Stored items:
-*-
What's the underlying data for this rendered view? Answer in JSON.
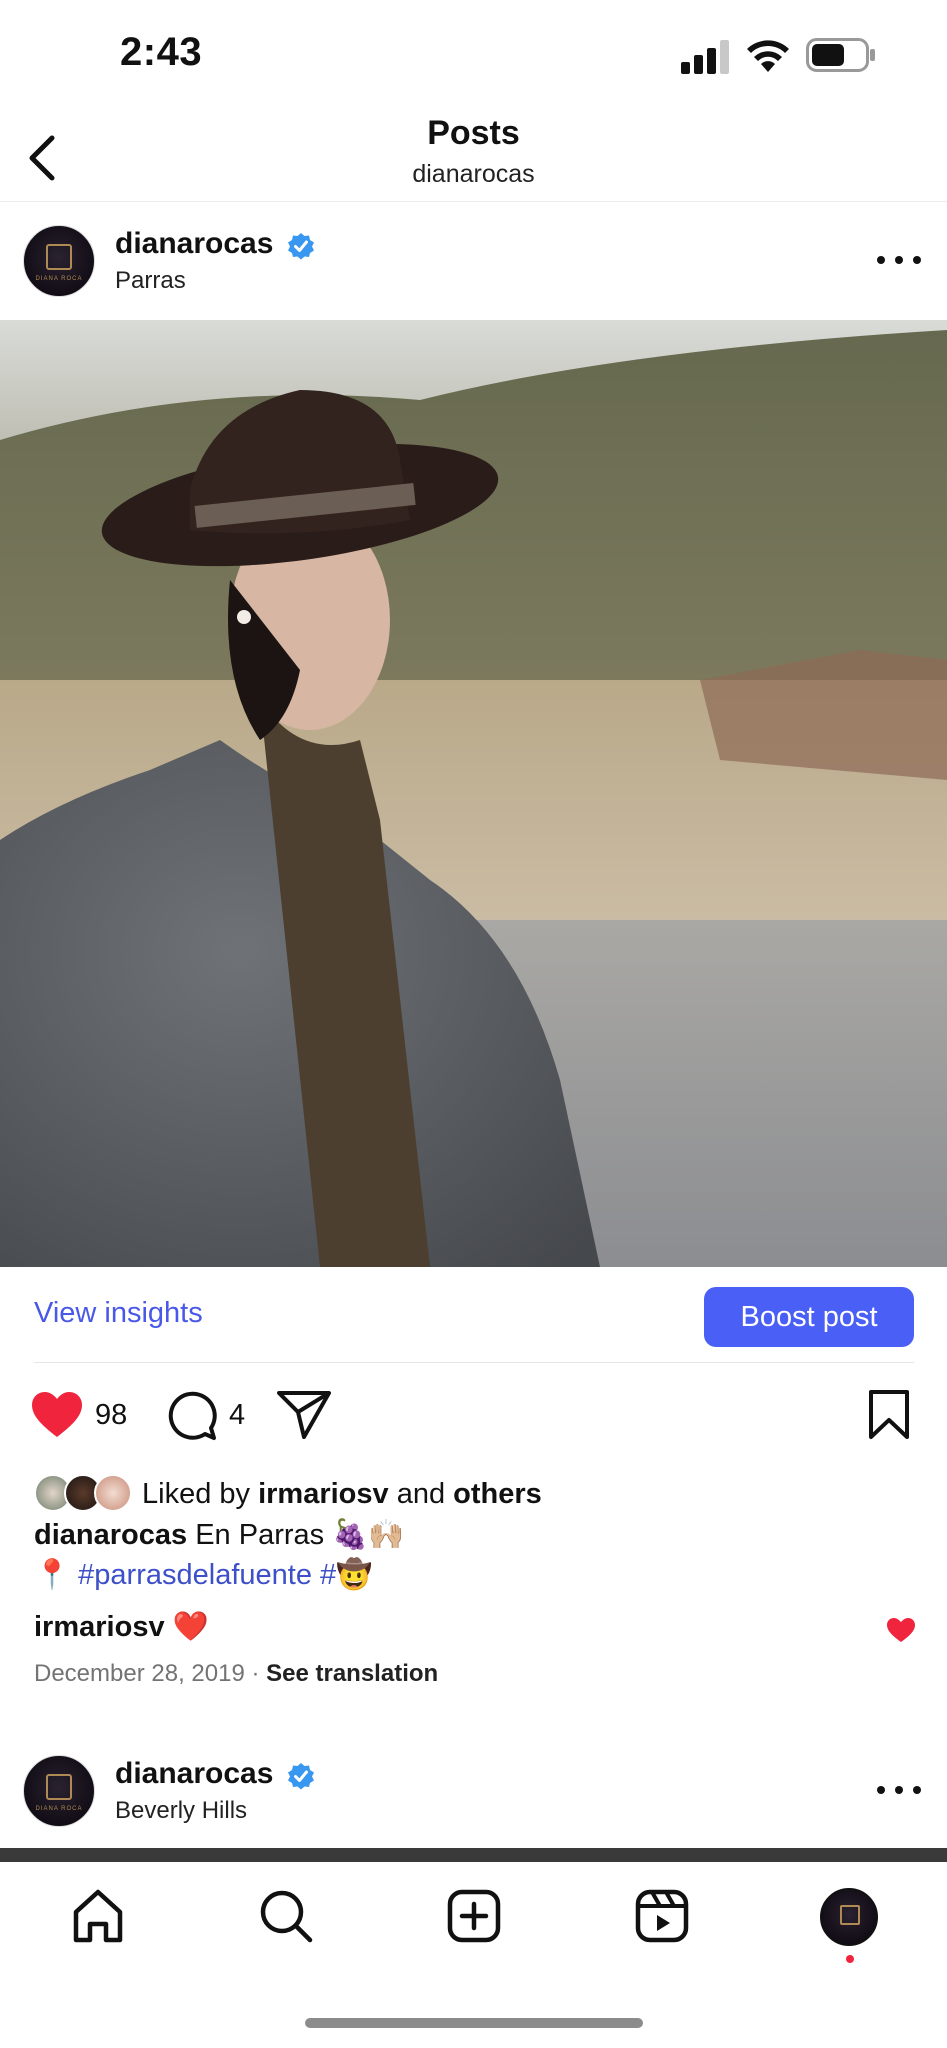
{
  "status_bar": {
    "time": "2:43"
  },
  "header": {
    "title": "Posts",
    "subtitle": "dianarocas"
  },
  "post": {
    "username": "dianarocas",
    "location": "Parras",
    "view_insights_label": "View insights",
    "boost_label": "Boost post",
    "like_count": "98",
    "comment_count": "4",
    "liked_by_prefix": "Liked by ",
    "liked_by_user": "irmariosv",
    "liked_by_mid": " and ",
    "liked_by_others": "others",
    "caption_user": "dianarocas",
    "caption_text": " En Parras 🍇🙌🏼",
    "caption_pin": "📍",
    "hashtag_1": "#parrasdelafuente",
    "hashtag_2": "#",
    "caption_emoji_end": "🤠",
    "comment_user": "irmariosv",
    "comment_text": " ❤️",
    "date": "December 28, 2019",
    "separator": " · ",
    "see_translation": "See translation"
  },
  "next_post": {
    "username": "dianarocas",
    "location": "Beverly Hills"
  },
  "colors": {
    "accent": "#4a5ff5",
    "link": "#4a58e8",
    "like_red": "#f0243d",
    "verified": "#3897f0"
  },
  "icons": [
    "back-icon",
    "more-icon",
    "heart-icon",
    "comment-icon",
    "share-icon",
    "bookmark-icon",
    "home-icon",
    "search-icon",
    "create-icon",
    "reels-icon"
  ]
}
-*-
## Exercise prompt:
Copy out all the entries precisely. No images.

## Expected output:
What's the underlying data for this rendered view? Answer in JSON.
{
  "status_bar": {
    "time": "2:43"
  },
  "header": {
    "title": "Posts",
    "subtitle": "dianarocas"
  },
  "post": {
    "username": "dianarocas",
    "location": "Parras",
    "view_insights_label": "View insights",
    "boost_label": "Boost post",
    "like_count": "98",
    "comment_count": "4",
    "liked_by_prefix": "Liked by ",
    "liked_by_user": "irmariosv",
    "liked_by_mid": " and ",
    "liked_by_others": "others",
    "caption_user": "dianarocas",
    "caption_text": " En Parras 🍇🙌🏼",
    "caption_pin": "📍",
    "hashtag_1": "#parrasdelafuente",
    "hashtag_2": "#",
    "caption_emoji_end": "🤠",
    "comment_user": "irmariosv",
    "comment_text": " ❤️",
    "date": "December 28, 2019",
    "separator": " · ",
    "see_translation": "See translation"
  },
  "next_post": {
    "username": "dianarocas",
    "location": "Beverly Hills"
  },
  "colors": {
    "accent": "#4a5ff5",
    "link": "#4a58e8",
    "like_red": "#f0243d",
    "verified": "#3897f0"
  },
  "icons": [
    "back-icon",
    "more-icon",
    "heart-icon",
    "comment-icon",
    "share-icon",
    "bookmark-icon",
    "home-icon",
    "search-icon",
    "create-icon",
    "reels-icon"
  ]
}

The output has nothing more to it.